_Your objective_. Set down the full data below exactly as given, please.

_Exercise materials_.

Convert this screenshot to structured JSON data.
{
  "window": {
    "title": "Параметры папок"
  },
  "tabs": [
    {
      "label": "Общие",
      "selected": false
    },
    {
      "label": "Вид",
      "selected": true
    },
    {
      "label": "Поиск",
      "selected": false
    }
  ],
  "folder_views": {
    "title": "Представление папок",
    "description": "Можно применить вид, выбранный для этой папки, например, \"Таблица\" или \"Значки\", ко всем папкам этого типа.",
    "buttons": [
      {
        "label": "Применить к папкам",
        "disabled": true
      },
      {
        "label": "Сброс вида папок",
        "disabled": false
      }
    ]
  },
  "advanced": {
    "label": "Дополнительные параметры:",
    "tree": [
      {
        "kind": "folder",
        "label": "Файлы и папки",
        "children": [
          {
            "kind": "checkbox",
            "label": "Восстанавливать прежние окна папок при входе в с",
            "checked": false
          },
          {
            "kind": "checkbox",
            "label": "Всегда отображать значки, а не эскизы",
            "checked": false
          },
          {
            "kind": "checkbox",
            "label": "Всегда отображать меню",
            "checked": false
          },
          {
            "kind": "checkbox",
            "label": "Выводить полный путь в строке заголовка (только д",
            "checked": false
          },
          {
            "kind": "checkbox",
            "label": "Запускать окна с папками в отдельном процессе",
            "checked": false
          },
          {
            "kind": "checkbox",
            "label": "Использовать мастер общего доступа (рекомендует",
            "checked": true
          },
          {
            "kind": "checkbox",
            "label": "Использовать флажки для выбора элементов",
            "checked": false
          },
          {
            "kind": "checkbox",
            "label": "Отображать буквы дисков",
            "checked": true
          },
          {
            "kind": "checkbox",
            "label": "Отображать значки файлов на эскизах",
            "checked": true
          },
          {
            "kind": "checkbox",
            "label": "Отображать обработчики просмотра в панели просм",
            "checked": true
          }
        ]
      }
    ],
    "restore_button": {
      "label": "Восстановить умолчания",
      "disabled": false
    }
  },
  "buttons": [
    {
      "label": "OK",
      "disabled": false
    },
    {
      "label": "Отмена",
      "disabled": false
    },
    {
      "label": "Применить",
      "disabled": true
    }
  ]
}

_Problem solution_.
Convert this screenshot to structured JSON data.
{
  "window": {
    "title": "Параметры папок"
  },
  "tabs": [
    {
      "label": "Общие",
      "selected": false
    },
    {
      "label": "Вид",
      "selected": true
    },
    {
      "label": "Поиск",
      "selected": false
    }
  ],
  "folder_views": {
    "title": "Представление папок",
    "description": "Можно применить вид, выбранный для этой папки, например, \"Таблица\" или \"Значки\", ко всем папкам этого типа.",
    "buttons": [
      {
        "label": "Применить к папкам",
        "disabled": true
      },
      {
        "label": "Сброс вида папок",
        "disabled": false
      }
    ]
  },
  "advanced": {
    "label": "Дополнительные параметры:",
    "tree": [
      {
        "kind": "folder",
        "label": "Файлы и папки",
        "children": [
          {
            "kind": "checkbox",
            "label": "Восстанавливать прежние окна папок при входе в с",
            "checked": false
          },
          {
            "kind": "checkbox",
            "label": "Всегда отображать значки, а не эскизы",
            "checked": false
          },
          {
            "kind": "checkbox",
            "label": "Всегда отображать меню",
            "checked": false
          },
          {
            "kind": "checkbox",
            "label": "Выводить полный путь в строке заголовка (только д",
            "checked": false
          },
          {
            "kind": "checkbox",
            "label": "Запускать окна с папками в отдельном процессе",
            "checked": false
          },
          {
            "kind": "checkbox",
            "label": "Использовать мастер общего доступа (рекомендует",
            "checked": true
          },
          {
            "kind": "checkbox",
            "label": "Использовать флажки для выбора элементов",
            "checked": false
          },
          {
            "kind": "checkbox",
            "label": "Отображать буквы дисков",
            "checked": true
          },
          {
            "kind": "checkbox",
            "label": "Отображать значки файлов на эскизах",
            "checked": true
          },
          {
            "kind": "checkbox",
            "label": "Отображать обработчики просмотра в панели просм",
            "checked": true
          }
        ]
      }
    ],
    "restore_button": {
      "label": "Восстановить умолчания",
      "disabled": false
    }
  },
  "buttons": [
    {
      "label": "OK",
      "disabled": false
    },
    {
      "label": "Отмена",
      "disabled": false
    },
    {
      "label": "Применить",
      "disabled": true
    }
  ]
}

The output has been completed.